This selection is from Mary McMyne’s chapbook, Wolf Skin.
“A huntsman was just passing by. He thought it strange that the old woman
was snoring so loudly, so he decided to take a look.”
—Jacob and Wilhelm Grimm (tr. Ashliman)
Inside, the shadows shape a riddle, a story. The half-burnt candle in the kitchen,
the unwashed dishes. The cloth-covered basket by the door. From the hook on the wall,
neatly hung, the red ripple of fabric. The crackling fire. The light flickering in the hall.
In the bedroom someone is sleeping. At the foot of the bed, two well-worn slippers.
On the side table, one book. One pair of spectacles.
Night fills the room like cradlesong.
There it is again, that strange buzzing sound. There it is again, from the bed. Such
a little old woman could not make this noise. When the log falls into the fire, and
the light hits the shape under the blankets, when the log falls into the fire, and
you see the claw dragging the floor, you have already begun to rush at the bed
with your scissors, you have already resolved to slit the beast open, the word hero
stinging your tongue –
In the story you tell your friends, you’ll say you took home the wolf skin as a trophy.
You’ll say the old woman thanked you, and the girl went on about how frightened
she was. But the truth is the girl spoke only three words that day: Who are you?
The truth is the grandmother only whispered, white with shock, as she drank the wine:
We were dead. It was dark when you left the grandmother’s house, and cold.
When you tried on the wolf skin, the stars laughed. Dead leaves crackled
under your feet like fire.
Mary McMyne is the author of Wolf Skin, a chapbook (dancing girl press, 2014). She grew up in south Louisiana, studying English and creative writing at Louisiana State University before moving to the east coast to study fiction. Since earning her MFA from New York University, her poems and stories have appeared in Word Riot, Pedestal Magazine, Painted Bride Quarterly, Los Angeles Review, New Delta Review, and many other publications. Her criticism has appeared in American Book Review. Her poetry has been nominated for the Pushcart Prize and the Rhysling Award, and her fiction has won the Faulkner Prize for a Novel-in-Progress and a Sustainable Arts Foundation Promise Award.
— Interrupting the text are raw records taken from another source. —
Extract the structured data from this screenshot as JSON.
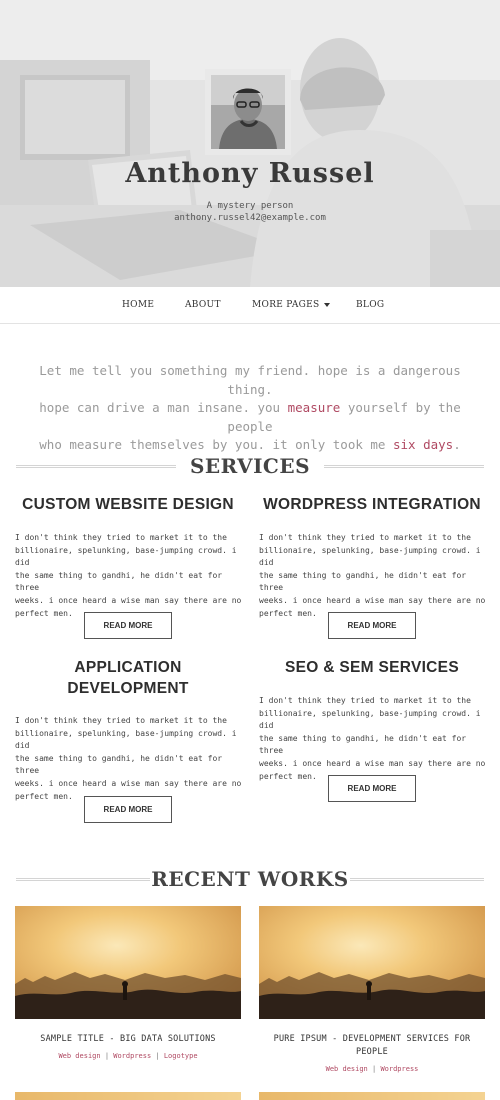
{
  "hero": {
    "name": "Anthony Russel",
    "tagline": "A mystery person",
    "email": "anthony.russel42@example.com"
  },
  "nav": {
    "items": [
      {
        "label": "HOME",
        "active": true
      },
      {
        "label": "ABOUT",
        "active": false
      },
      {
        "label": "MORE PAGES",
        "active": false,
        "dropdown": true
      },
      {
        "label": "BLOG",
        "active": false
      }
    ]
  },
  "quote": {
    "line1": "Let me tell you something my friend. hope is a dangerous thing.",
    "line2_a": "hope can drive a man insane. you ",
    "line2_hl": "measure",
    "line2_b": " yourself by the people",
    "line3_a": "who measure themselves by you. it only took me ",
    "line3_hl": "six days",
    "line3_b": "."
  },
  "services": {
    "heading": "SERVICES",
    "items": [
      {
        "title_line1": "CUSTOM WEBSITE DESIGN",
        "title_line2": "",
        "text": [
          "I don't think they tried to market it to the",
          "billionaire, spelunking, base-jumping crowd. i did",
          "the same thing to gandhi, he didn't eat for three",
          "weeks. i once heard a wise man say there are no",
          "perfect men."
        ],
        "button": "READ MORE"
      },
      {
        "title_line1": "WORDPRESS INTEGRATION",
        "title_line2": "",
        "text": [
          "I don't think they tried to market it to the",
          "billionaire, spelunking, base-jumping crowd. i did",
          "the same thing to gandhi, he didn't eat for three",
          "weeks. i once heard a wise man say there are no",
          "perfect men."
        ],
        "button": "READ MORE"
      },
      {
        "title_line1": "APPLICATION",
        "title_line2": "DEVELOPMENT",
        "text": [
          "I don't think they tried to market it to the",
          "billionaire, spelunking, base-jumping crowd. i did",
          "the same thing to gandhi, he didn't eat for three",
          "weeks. i once heard a wise man say there are no",
          "perfect men."
        ],
        "button": "READ MORE"
      },
      {
        "title_line1": "SEO & SEM SERVICES",
        "title_line2": "",
        "text": [
          "I don't think they tried to market it to the",
          "billionaire, spelunking, base-jumping crowd. i did",
          "the same thing to gandhi, he didn't eat for three",
          "weeks. i once heard a wise man say there are no",
          "perfect men."
        ],
        "button": "READ MORE"
      }
    ]
  },
  "works": {
    "heading": "RECENT WORKS",
    "items": [
      {
        "title_line1": "SAMPLE TITLE - BIG DATA SOLUTIONS",
        "title_line2": "",
        "tags": [
          "Web design",
          "Wordpress",
          "Logotype"
        ]
      },
      {
        "title_line1": "PURE IPSUM - DEVELOPMENT SERVICES FOR",
        "title_line2": "PEOPLE",
        "tags": [
          "Web design",
          "Wordpress"
        ]
      }
    ]
  },
  "colors": {
    "accent": "#b04a63",
    "text": "#333333",
    "muted": "#9a9a9a"
  }
}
Since 2011, she has lived in Sault Sainte Marie, Michigan, where she is co-editor of the journal Border Crossing and an assistant professor at Lake Superior State University. Learn more at marymcmyne.com.
Meagan Cass is an Assistant Professor of English at the University of Illinois Springfield, where she teaches courses in creative writing, independent publishing, and composition, curates the Shelterbelt reading series, and advises the campus literary journal, the Alchemist Review. Her fiction has appeared in Hayden’s Ferry Review, The Pinch, Hobart Web, PANK, and Puerto del Sol, among other journals. Magic Helicopter Press will publish her first fiction chapbook, Range of Motion, in January 2014. She holds a Ph.D. in English from the University of Louisiana Lafayette and an MFA in fiction from Sarah Lawrence College.